We arrived in the evening and took a beautiful stroll around the plantation with our host (Mrs Ravashi), who owns the place with her husband but seems to run the entire operation on her own (her husband is a dentist who started a dental school nearby). She is also extraordinarily tall and was impeccably dressed the entire time, even during our walks through the muddy plantation.

They are primarily a coffee planation, but they also grow black pepper, and they used to grow and sell cardamom, but it turns out that the latter is just not cost-effective anymore because it is so labor-intensive. You can see below some young coffee beans that are green and some more mature ones that take on a reddish hue. The pepper plants are vines/creepers, which were really beautifully mixed in with other trees and plants. They still had some cardamom plants, but we did not get any pics.

The next morning we awoke early and went for a stroll, and just spent time soaking up the sound of frogs and birds getting their day started (okay, more honestly, perhaps we were just enjoying the absence of horns honking and construction). Take a listen while you peruse these images:

The estate is basically self-sufficient--they produce all (or nearly all) of their own dairy (milk, butter, yogurt), eggs, vegetables, and meat (primarily chicken and pork). Despite the Indian reputation for vegetarianism, Coorgis are different and are well known to be serious consumers of meat. We sampled pretty much all of it. We had fresh eggs and milk from their cows in our coffee for breakfast (you can see the cows being milked in one of the photos):

Another thing we found a lot of in Coorg, especially in the early morning (and in more rural parts of India generally), are wood spiders. Huge wood spiders. Sometimes they are alone (like in the pictures below) but in other cases there are like 5-6 webs all strung together, which is completely creepy, but also kind of beautiful.

We took two day trips away from our general lazing about the plantation: One to a Buddhist monastery called Namdroling, where we were able to listen to several dozen young monks in training doing some recitation and chanting. It was quite an experience to see and hear all of them in sync, with little obvious direction and essentially no talking between chants (you can hear them beating some huge drums and blowing these enormous horns during the chants as well).  We recorded a little snippet of their chanting you can hear below. You can also see the young monks reading their script that is hand printed on what looked like hundreds of rectangular cards.

The other day trip was to a huge waterfall nearby the plantation, which provided some entertainment in the form of some young boys treating the pool below the waterfall like a birdbath:

and some very nice pics of Lissy:

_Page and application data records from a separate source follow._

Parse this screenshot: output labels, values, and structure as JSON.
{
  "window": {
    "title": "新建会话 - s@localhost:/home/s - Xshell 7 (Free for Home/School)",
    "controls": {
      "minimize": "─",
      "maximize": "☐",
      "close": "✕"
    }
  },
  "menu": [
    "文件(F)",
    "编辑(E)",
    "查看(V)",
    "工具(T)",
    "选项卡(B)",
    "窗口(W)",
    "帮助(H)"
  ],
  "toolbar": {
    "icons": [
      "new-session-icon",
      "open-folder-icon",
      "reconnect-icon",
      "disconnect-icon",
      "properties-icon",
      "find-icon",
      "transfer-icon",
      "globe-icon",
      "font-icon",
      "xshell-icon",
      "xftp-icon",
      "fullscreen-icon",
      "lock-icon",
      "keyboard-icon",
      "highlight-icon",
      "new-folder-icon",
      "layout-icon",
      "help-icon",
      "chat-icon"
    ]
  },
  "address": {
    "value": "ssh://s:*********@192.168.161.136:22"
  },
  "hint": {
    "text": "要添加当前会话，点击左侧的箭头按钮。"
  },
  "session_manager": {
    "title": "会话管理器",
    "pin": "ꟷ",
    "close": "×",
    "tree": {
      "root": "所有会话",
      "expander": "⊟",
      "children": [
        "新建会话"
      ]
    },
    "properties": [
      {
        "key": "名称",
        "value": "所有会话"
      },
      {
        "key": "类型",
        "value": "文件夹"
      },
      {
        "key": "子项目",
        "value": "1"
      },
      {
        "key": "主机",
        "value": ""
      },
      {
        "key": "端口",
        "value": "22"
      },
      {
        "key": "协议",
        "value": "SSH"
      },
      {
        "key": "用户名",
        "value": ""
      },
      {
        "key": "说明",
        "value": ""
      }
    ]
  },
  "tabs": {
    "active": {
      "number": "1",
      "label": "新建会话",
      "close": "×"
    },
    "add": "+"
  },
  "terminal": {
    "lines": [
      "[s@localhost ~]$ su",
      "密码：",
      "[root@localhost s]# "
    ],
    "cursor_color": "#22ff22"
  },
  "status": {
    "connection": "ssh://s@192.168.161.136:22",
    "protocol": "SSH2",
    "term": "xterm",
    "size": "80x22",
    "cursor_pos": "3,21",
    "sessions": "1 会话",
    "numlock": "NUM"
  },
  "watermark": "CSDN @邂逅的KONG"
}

We had a wonderful time, ate well, slept well, and got to enjoy some relatively pristine and unspoiled countryside. Plus, the coffee was awesome (we brought home a couple of kgs). A few additional random pics of women who were working on the plantation (on this day it was raining and they were spreading manure for the next growing season...yes, we should all appreciate our good jobs), a frog we found when we were walking, and a puppy I almost tried to take home with us. Love and miss you all...more to come soon (promise!)